▸ **Material for this task**
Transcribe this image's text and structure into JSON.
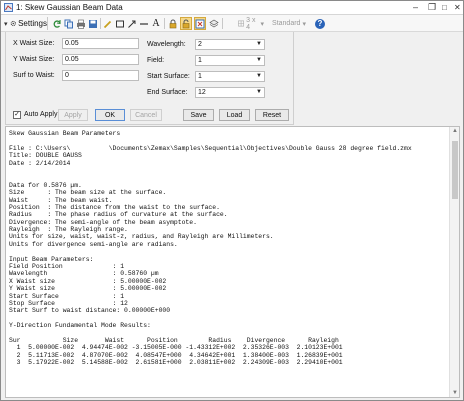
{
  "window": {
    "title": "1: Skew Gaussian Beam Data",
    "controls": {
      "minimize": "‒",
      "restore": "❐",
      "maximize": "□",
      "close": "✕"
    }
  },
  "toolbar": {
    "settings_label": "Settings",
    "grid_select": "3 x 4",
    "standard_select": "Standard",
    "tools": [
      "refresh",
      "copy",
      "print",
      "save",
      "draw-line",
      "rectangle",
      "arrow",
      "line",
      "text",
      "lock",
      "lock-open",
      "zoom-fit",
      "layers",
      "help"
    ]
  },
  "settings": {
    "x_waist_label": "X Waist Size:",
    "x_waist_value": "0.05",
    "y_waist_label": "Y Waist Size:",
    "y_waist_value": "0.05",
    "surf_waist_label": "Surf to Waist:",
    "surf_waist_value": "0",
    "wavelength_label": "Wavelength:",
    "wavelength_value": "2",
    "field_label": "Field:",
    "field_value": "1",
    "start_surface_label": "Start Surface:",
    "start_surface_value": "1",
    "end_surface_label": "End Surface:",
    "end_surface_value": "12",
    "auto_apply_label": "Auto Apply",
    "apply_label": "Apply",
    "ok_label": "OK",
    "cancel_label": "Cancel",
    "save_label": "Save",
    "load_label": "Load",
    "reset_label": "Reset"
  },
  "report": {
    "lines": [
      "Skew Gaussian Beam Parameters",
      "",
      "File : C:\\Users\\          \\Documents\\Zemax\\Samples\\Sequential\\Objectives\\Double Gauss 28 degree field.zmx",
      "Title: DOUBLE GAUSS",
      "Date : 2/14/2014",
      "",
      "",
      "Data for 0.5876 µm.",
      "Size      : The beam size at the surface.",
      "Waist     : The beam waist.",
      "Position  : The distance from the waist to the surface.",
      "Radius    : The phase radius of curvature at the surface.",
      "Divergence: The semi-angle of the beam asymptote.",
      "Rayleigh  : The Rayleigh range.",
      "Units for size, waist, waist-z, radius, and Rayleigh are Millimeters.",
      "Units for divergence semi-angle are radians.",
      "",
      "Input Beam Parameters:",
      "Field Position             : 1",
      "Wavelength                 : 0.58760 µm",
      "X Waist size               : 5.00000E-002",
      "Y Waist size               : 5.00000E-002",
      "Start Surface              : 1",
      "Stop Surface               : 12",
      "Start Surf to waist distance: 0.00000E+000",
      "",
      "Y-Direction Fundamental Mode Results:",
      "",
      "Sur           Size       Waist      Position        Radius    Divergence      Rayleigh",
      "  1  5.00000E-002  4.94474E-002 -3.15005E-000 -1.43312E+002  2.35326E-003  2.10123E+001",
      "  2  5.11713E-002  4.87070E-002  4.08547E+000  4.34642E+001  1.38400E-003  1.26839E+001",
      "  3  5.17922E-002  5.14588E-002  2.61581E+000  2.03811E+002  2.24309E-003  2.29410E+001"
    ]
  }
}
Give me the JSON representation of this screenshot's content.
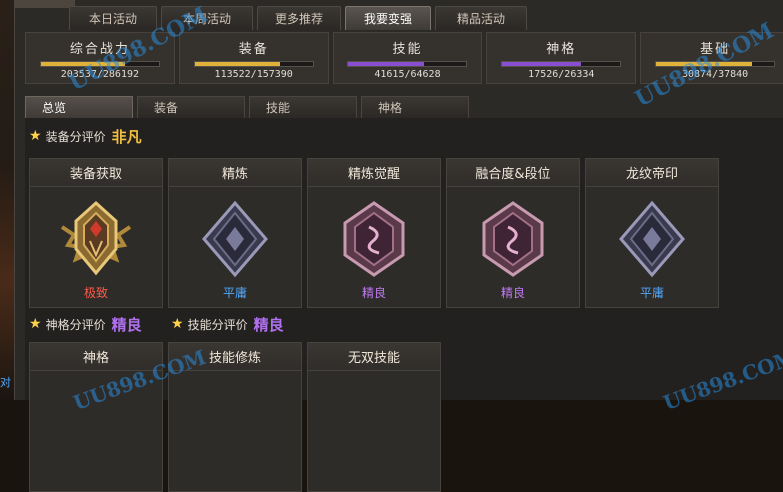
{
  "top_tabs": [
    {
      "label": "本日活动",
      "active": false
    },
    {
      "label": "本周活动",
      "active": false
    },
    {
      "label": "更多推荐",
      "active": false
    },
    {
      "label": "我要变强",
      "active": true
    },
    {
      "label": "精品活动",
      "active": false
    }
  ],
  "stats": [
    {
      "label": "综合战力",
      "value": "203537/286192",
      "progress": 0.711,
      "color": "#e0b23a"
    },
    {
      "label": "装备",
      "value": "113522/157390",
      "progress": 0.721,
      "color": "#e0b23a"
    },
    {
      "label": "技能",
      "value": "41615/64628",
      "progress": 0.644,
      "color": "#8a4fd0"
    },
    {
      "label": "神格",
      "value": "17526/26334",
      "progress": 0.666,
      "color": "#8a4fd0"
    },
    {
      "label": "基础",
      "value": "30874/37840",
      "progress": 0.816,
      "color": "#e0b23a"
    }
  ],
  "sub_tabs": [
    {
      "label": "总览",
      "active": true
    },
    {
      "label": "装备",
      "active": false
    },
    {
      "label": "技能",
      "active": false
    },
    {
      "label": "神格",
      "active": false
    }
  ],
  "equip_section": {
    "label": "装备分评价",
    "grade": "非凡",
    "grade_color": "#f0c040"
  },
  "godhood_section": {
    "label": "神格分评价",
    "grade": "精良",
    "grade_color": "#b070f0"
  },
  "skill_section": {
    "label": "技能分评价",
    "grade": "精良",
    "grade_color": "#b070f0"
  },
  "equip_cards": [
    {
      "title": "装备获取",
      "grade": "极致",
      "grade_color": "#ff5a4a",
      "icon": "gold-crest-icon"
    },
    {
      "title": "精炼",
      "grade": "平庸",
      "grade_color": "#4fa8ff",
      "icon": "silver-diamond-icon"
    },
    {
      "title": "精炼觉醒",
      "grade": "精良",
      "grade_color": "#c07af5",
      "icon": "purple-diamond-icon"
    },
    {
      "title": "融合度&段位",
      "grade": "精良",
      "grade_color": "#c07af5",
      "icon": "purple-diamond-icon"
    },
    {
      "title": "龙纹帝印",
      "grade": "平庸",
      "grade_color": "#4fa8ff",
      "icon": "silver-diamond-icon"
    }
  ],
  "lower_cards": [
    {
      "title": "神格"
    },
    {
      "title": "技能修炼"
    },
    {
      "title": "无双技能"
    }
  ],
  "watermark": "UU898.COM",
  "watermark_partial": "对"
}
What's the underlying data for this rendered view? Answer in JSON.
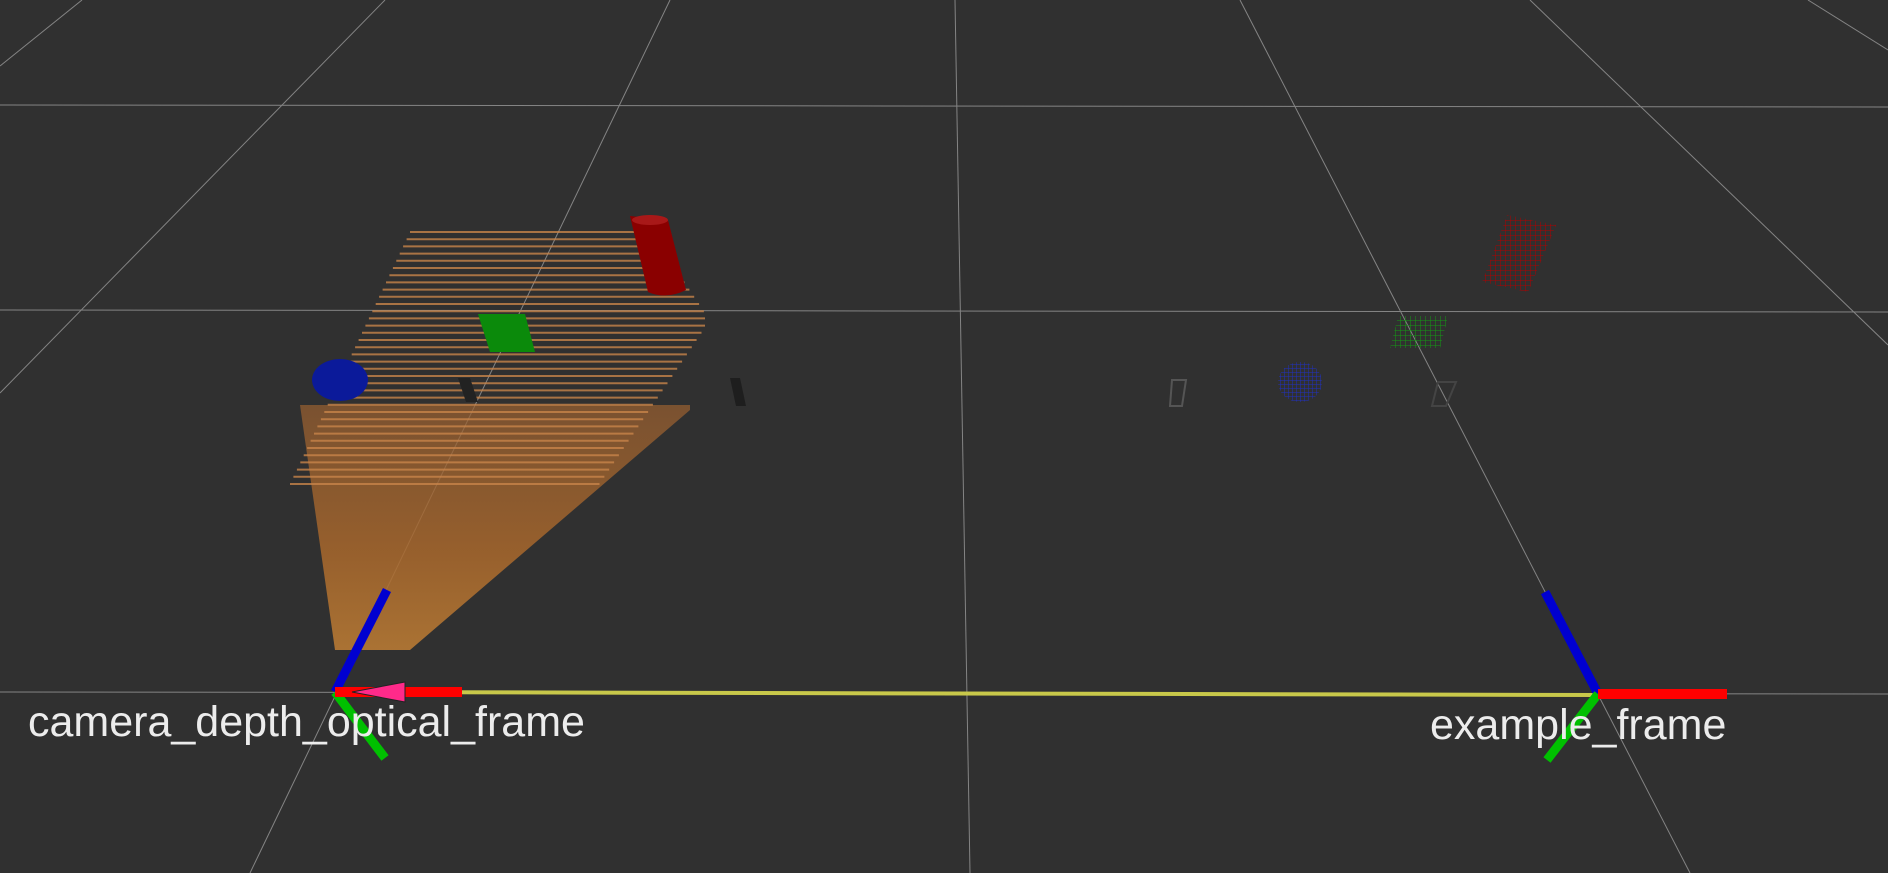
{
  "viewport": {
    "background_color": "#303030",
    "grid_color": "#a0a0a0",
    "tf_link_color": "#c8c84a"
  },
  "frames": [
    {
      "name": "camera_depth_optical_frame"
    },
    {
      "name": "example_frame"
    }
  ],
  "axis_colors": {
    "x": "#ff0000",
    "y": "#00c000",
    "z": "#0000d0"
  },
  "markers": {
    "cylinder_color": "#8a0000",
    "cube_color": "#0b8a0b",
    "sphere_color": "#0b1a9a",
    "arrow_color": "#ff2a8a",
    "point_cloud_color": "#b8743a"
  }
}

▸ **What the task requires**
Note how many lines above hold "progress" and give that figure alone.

▸ **Task result**
5